* WORK INSTRUCTION *
Return every line in the entries below where the word "relance" shows up.

* INFORMATION *
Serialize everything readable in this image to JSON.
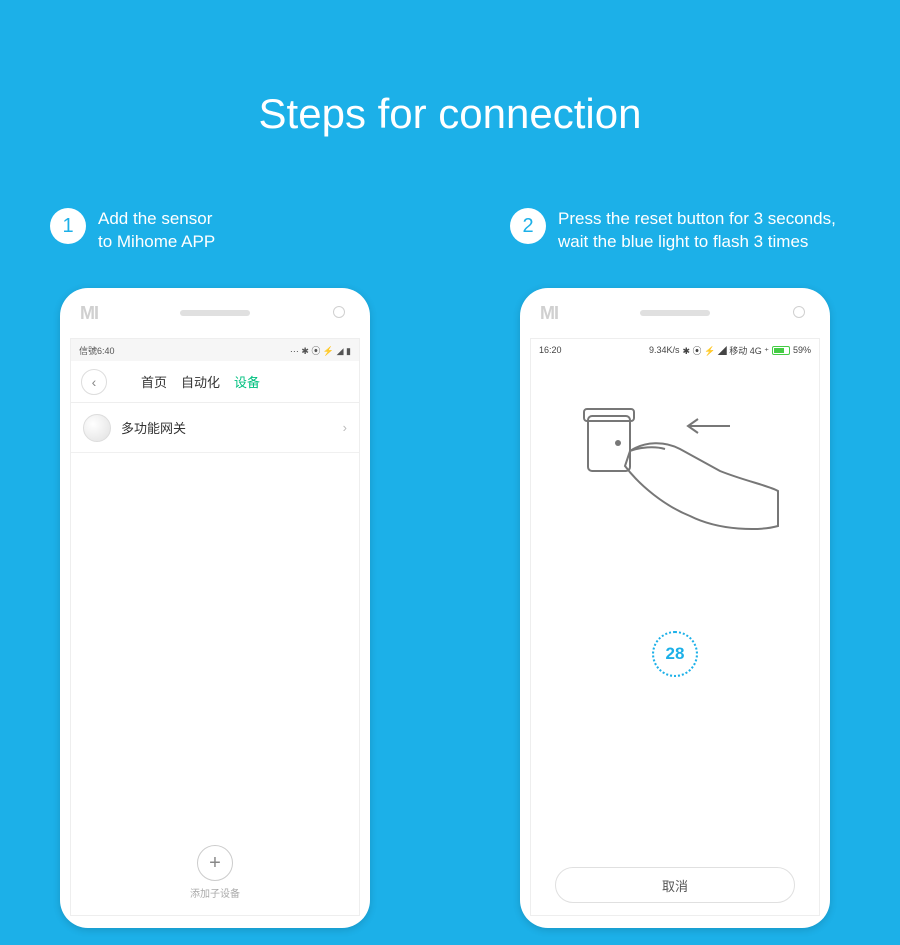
{
  "title": "Steps for connection",
  "steps": [
    {
      "num": "1",
      "text": "Add the sensor\nto Mihome APP"
    },
    {
      "num": "2",
      "text": "Press the reset button for 3 seconds,\nwait the blue light to flash 3 times"
    }
  ],
  "phone1": {
    "status": {
      "left": "信號6:40",
      "right_icons": "⋯ ✱ ⦿ ⚡ ◢ ▮"
    },
    "tabs": {
      "home": "首页",
      "auto": "自动化",
      "device": "设备"
    },
    "list_item": "多功能网关",
    "add_label": "添加子设备"
  },
  "phone2": {
    "status": {
      "left": "16:20",
      "speed": "9.34K/s",
      "right": "✱ ⦿ ⚡ ◢ 移动 4G ⁺",
      "batt": "59%"
    },
    "countdown": "28",
    "cancel": "取消"
  }
}
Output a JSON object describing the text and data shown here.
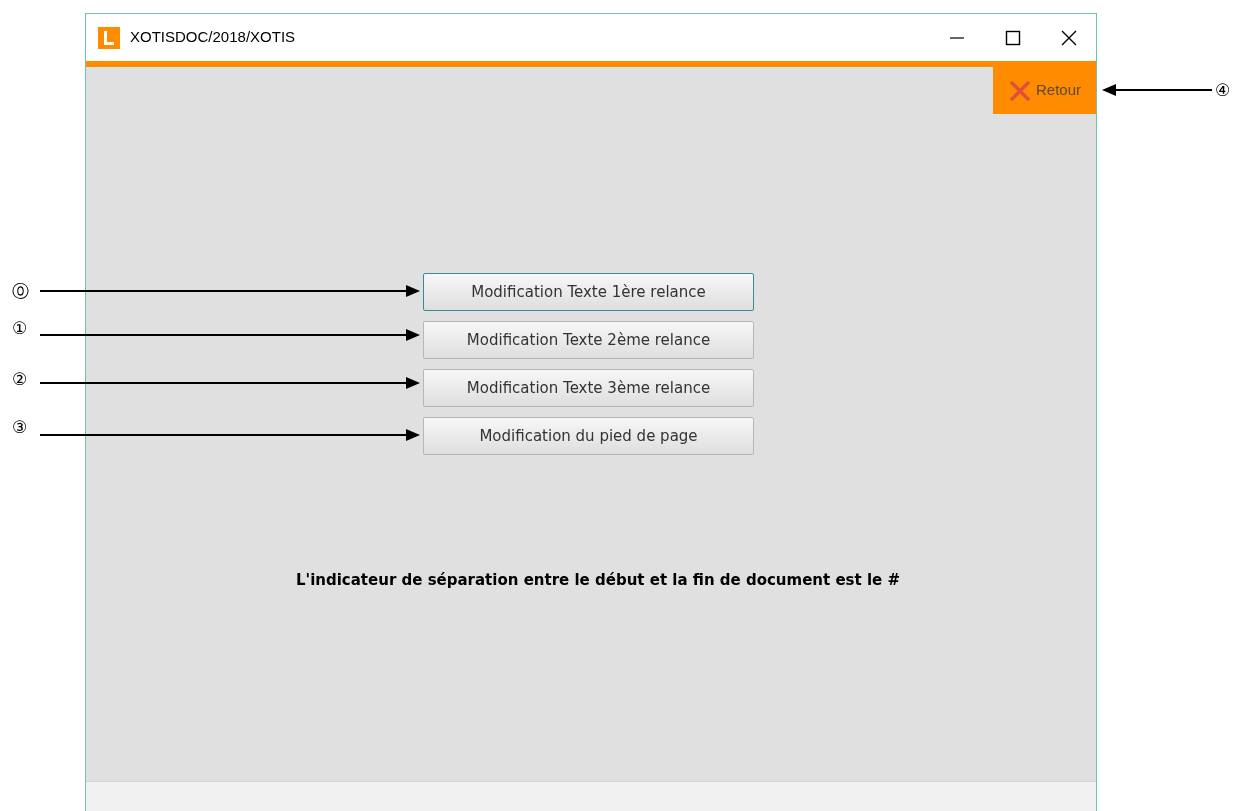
{
  "window": {
    "title": "XOTISDOC/2018/XOTIS"
  },
  "back_button": {
    "label": "Retour"
  },
  "buttons": [
    {
      "label": "Modification Texte 1ère relance",
      "selected": true
    },
    {
      "label": "Modification Texte 2ème relance",
      "selected": false
    },
    {
      "label": "Modification Texte 3ème relance",
      "selected": false
    },
    {
      "label": "Modification du pied de page",
      "selected": false
    }
  ],
  "note": "L'indicateur de séparation entre le début et la fin de document est le #",
  "callouts": [
    {
      "label": "⓪"
    },
    {
      "label": "①"
    },
    {
      "label": "②"
    },
    {
      "label": "③"
    },
    {
      "label": "④"
    }
  ]
}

* EXERCISE RESPONSE *
      "label": "Modification Texte 1ère relance",
      "label": "Modification Texte 2ème relance",
      "label": "Modification Texte 3ème relance",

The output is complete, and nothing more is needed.